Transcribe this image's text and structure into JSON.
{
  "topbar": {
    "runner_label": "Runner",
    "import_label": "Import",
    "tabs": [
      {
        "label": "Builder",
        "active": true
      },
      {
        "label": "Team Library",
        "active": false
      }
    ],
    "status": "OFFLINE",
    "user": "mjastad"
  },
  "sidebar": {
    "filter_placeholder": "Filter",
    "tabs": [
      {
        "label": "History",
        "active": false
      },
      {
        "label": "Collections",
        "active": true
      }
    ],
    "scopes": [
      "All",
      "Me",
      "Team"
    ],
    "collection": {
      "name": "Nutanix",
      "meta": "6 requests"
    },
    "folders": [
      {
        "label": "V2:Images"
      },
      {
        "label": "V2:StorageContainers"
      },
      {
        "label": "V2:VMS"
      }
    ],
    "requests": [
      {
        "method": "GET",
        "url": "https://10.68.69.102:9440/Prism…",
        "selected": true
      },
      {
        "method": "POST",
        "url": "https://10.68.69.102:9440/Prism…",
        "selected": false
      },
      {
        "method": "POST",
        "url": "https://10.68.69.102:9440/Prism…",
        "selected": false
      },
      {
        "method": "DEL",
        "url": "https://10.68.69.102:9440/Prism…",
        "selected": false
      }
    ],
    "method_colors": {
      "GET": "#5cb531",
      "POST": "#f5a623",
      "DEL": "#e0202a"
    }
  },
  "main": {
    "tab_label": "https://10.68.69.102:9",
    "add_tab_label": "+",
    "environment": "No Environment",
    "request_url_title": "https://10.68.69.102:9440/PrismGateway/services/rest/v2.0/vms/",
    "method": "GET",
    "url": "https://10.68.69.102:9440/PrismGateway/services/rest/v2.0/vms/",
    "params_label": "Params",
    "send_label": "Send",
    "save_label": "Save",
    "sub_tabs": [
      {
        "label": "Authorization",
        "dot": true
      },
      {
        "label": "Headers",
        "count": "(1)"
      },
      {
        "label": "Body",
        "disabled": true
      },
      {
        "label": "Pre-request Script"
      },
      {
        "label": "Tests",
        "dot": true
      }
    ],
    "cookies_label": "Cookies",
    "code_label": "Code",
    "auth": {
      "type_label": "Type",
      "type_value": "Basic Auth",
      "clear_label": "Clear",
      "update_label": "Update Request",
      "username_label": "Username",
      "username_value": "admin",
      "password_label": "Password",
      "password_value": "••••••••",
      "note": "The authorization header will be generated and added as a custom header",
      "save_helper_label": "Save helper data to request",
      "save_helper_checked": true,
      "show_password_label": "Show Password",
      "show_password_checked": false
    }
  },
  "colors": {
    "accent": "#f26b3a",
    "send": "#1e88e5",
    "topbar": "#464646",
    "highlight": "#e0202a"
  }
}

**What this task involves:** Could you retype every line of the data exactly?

**Solution:**
Transcribe this image's text and structure into JSON.
{
  "topbar": {
    "runner_label": "Runner",
    "import_label": "Import",
    "tabs": [
      {
        "label": "Builder",
        "active": true
      },
      {
        "label": "Team Library",
        "active": false
      }
    ],
    "status": "OFFLINE",
    "user": "mjastad"
  },
  "sidebar": {
    "filter_placeholder": "Filter",
    "tabs": [
      {
        "label": "History",
        "active": false
      },
      {
        "label": "Collections",
        "active": true
      }
    ],
    "scopes": [
      "All",
      "Me",
      "Team"
    ],
    "collection": {
      "name": "Nutanix",
      "meta": "6 requests"
    },
    "folders": [
      {
        "label": "V2:Images"
      },
      {
        "label": "V2:StorageContainers"
      },
      {
        "label": "V2:VMS"
      }
    ],
    "requests": [
      {
        "method": "GET",
        "url": "https://10.68.69.102:9440/Prism…",
        "selected": true
      },
      {
        "method": "POST",
        "url": "https://10.68.69.102:9440/Prism…",
        "selected": false
      },
      {
        "method": "POST",
        "url": "https://10.68.69.102:9440/Prism…",
        "selected": false
      },
      {
        "method": "DEL",
        "url": "https://10.68.69.102:9440/Prism…",
        "selected": false
      }
    ],
    "method_colors": {
      "GET": "#5cb531",
      "POST": "#f5a623",
      "DEL": "#e0202a"
    }
  },
  "main": {
    "tab_label": "https://10.68.69.102:9",
    "add_tab_label": "+",
    "environment": "No Environment",
    "request_url_title": "https://10.68.69.102:9440/PrismGateway/services/rest/v2.0/vms/",
    "method": "GET",
    "url": "https://10.68.69.102:9440/PrismGateway/services/rest/v2.0/vms/",
    "params_label": "Params",
    "send_label": "Send",
    "save_label": "Save",
    "sub_tabs": [
      {
        "label": "Authorization",
        "dot": true
      },
      {
        "label": "Headers",
        "count": "(1)"
      },
      {
        "label": "Body",
        "disabled": true
      },
      {
        "label": "Pre-request Script"
      },
      {
        "label": "Tests",
        "dot": true
      }
    ],
    "cookies_label": "Cookies",
    "code_label": "Code",
    "auth": {
      "type_label": "Type",
      "type_value": "Basic Auth",
      "clear_label": "Clear",
      "update_label": "Update Request",
      "username_label": "Username",
      "username_value": "admin",
      "password_label": "Password",
      "password_value": "••••••••",
      "note": "The authorization header will be generated and added as a custom header",
      "save_helper_label": "Save helper data to request",
      "save_helper_checked": true,
      "show_password_label": "Show Password",
      "show_password_checked": false
    }
  },
  "colors": {
    "accent": "#f26b3a",
    "send": "#1e88e5",
    "topbar": "#464646",
    "highlight": "#e0202a"
  }
}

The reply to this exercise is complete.